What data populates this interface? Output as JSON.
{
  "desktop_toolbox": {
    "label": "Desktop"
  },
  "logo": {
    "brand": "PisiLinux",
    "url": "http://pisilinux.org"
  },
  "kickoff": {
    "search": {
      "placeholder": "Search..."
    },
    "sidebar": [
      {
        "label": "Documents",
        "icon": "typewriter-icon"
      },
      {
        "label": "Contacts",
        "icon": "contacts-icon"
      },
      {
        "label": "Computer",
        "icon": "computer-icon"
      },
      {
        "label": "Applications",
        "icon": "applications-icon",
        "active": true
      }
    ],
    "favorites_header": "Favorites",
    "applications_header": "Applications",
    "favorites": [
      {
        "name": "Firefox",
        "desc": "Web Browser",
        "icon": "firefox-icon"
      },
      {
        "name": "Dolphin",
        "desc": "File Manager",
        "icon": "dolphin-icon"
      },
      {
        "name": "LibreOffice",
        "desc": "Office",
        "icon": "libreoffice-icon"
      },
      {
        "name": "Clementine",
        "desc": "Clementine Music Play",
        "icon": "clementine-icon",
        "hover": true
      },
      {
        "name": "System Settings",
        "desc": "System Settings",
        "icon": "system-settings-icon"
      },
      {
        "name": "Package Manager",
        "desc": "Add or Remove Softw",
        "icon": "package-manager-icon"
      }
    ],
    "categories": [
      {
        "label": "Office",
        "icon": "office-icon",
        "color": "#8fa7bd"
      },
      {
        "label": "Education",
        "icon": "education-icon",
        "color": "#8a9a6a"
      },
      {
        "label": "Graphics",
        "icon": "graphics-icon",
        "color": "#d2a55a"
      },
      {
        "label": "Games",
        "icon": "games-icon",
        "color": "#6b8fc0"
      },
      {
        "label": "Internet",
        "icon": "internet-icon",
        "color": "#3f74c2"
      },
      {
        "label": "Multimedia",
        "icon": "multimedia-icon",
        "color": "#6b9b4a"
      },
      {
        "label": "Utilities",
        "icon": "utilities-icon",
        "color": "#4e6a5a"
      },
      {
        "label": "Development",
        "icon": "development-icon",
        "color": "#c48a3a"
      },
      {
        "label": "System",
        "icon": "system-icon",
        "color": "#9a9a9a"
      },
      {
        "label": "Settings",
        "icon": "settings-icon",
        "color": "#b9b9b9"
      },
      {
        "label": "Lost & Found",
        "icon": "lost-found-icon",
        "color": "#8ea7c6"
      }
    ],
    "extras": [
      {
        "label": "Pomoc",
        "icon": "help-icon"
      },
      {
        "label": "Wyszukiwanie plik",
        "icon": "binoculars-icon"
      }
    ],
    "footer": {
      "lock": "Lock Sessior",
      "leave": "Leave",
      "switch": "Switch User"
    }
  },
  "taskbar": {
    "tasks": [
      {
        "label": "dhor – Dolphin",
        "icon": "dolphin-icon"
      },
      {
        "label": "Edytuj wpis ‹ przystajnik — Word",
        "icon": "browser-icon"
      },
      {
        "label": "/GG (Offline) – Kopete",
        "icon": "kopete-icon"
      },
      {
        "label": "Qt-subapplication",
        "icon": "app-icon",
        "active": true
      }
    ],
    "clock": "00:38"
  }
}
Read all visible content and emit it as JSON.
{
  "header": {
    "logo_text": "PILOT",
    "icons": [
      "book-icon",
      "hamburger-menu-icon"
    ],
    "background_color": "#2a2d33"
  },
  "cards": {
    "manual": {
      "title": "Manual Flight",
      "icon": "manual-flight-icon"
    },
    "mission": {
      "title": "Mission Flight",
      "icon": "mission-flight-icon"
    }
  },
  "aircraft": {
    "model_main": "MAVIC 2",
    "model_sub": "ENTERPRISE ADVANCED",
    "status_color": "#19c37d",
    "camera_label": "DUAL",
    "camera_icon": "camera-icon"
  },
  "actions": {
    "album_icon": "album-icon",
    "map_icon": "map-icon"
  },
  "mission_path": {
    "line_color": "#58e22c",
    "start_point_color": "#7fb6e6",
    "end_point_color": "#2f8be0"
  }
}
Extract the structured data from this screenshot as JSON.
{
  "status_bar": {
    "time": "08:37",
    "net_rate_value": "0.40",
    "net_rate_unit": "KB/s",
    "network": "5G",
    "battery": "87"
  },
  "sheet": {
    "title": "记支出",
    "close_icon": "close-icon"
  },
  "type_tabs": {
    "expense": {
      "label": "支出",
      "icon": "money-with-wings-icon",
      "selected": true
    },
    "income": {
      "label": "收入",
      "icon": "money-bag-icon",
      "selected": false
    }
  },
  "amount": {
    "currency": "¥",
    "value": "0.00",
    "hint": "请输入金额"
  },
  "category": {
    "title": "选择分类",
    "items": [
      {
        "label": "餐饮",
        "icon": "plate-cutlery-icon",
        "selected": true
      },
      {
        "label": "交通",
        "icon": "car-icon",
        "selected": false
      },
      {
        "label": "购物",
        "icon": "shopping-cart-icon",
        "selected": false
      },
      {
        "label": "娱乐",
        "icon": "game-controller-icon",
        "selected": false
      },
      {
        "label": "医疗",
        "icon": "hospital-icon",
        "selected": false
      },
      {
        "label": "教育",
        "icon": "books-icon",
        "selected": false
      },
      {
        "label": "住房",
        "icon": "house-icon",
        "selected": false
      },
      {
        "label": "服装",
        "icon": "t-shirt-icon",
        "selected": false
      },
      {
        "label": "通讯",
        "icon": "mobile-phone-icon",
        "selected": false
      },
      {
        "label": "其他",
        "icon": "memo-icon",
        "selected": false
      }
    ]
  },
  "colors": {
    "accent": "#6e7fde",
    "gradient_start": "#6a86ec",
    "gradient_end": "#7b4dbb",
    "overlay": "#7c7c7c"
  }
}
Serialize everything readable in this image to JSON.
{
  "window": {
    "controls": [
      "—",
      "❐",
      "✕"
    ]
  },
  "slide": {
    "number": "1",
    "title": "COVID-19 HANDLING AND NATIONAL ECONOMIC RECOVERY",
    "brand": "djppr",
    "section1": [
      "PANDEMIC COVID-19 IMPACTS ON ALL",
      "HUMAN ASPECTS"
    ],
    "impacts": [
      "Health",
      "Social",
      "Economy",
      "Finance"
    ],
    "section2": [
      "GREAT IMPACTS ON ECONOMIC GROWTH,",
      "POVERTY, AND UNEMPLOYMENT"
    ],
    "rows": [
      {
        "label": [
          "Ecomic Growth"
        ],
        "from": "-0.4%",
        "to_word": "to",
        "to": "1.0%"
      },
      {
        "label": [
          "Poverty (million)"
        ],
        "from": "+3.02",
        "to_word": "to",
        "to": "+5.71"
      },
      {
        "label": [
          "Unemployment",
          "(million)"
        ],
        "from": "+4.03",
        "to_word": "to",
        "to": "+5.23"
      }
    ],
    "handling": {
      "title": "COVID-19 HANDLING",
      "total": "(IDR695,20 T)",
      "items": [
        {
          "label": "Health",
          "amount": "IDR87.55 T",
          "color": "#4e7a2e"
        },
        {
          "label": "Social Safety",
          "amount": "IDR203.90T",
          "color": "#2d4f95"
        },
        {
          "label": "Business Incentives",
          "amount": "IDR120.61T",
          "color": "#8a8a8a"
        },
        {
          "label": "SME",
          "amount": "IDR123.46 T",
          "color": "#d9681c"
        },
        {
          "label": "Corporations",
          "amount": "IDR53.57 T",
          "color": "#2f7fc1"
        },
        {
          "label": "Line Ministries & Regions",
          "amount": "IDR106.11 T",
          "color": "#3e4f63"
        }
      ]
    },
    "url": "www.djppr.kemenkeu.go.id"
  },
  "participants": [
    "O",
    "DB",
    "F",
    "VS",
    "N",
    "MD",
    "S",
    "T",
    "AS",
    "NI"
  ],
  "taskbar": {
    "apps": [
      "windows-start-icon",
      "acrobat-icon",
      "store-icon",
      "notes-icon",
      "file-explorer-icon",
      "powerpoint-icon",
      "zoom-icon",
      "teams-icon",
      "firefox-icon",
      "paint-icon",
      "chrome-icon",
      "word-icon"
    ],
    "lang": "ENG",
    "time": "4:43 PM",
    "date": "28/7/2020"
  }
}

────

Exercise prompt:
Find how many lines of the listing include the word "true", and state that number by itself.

Exercise answer:
5